*** Excerpted data ***
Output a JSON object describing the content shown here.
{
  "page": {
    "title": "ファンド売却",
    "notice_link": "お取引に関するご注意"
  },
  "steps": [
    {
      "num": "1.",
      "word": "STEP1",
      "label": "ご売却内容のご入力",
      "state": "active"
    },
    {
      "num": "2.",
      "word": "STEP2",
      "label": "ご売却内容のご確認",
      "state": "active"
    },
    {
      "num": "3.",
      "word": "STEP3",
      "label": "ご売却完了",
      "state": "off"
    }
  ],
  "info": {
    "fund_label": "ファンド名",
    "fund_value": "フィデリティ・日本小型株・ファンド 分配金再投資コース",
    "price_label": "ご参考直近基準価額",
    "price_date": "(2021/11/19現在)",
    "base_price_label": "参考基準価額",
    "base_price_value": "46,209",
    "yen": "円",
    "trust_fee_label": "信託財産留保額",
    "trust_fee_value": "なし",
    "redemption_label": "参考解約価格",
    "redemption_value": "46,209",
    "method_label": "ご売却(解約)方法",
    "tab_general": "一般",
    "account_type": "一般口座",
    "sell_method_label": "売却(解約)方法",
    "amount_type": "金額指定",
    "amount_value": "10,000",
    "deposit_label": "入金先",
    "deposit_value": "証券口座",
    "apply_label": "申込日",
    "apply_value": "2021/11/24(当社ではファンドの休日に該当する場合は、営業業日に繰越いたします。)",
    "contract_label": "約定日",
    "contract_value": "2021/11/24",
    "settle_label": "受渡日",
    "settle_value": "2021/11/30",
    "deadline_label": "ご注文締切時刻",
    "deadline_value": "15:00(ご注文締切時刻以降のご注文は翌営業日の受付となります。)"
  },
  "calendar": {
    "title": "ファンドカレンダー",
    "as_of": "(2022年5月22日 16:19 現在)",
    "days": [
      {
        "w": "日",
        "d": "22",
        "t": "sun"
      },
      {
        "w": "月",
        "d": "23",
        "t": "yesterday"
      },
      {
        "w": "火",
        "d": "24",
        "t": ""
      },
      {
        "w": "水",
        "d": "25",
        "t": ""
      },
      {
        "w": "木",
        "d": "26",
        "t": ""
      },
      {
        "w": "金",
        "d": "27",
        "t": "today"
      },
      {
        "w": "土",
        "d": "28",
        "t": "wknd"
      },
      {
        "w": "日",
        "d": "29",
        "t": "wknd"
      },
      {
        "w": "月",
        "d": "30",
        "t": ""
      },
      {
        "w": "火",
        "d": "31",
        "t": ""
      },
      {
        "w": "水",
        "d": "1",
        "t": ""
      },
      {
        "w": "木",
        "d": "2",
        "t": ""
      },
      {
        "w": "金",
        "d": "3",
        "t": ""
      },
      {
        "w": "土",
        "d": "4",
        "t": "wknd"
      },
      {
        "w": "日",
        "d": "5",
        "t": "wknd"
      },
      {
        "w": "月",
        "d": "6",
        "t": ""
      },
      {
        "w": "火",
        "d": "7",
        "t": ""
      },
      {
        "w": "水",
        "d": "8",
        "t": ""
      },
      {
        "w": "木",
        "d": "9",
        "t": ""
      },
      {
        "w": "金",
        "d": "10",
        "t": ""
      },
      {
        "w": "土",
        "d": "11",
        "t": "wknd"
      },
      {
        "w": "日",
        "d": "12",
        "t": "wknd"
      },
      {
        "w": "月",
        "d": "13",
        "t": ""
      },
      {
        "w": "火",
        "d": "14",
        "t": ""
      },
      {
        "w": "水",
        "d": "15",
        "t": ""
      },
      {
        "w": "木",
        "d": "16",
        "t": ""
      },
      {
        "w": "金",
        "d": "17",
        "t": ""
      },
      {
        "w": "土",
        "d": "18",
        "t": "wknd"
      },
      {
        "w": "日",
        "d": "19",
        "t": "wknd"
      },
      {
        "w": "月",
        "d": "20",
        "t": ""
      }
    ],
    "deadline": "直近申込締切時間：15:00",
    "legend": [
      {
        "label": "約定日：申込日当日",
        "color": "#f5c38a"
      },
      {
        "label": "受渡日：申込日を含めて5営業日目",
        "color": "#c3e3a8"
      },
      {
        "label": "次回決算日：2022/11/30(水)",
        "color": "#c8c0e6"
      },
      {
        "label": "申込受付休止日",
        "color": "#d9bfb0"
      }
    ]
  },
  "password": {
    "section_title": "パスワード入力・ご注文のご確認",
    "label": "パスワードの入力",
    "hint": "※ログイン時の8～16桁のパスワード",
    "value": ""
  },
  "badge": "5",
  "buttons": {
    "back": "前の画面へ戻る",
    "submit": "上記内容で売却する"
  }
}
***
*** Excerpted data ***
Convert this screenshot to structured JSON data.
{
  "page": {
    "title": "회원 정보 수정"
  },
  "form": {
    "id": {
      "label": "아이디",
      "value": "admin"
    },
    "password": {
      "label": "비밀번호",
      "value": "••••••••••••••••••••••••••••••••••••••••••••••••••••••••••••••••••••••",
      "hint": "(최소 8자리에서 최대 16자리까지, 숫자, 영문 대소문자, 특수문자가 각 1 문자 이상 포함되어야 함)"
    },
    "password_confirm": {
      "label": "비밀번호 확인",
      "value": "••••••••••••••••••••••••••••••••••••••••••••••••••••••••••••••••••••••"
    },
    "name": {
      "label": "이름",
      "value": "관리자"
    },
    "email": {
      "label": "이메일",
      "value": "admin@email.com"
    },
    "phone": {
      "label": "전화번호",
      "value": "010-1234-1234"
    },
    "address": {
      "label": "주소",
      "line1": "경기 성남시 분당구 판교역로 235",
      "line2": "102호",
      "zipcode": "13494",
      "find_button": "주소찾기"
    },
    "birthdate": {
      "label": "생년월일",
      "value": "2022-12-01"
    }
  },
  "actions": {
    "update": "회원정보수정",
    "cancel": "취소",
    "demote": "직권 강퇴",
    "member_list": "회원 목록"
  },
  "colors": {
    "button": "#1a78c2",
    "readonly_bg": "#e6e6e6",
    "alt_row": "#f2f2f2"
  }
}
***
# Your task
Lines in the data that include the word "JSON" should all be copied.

# Output of the task
Output a JSON object describing the content shown here.
Convert this screenshot to structured JSON data.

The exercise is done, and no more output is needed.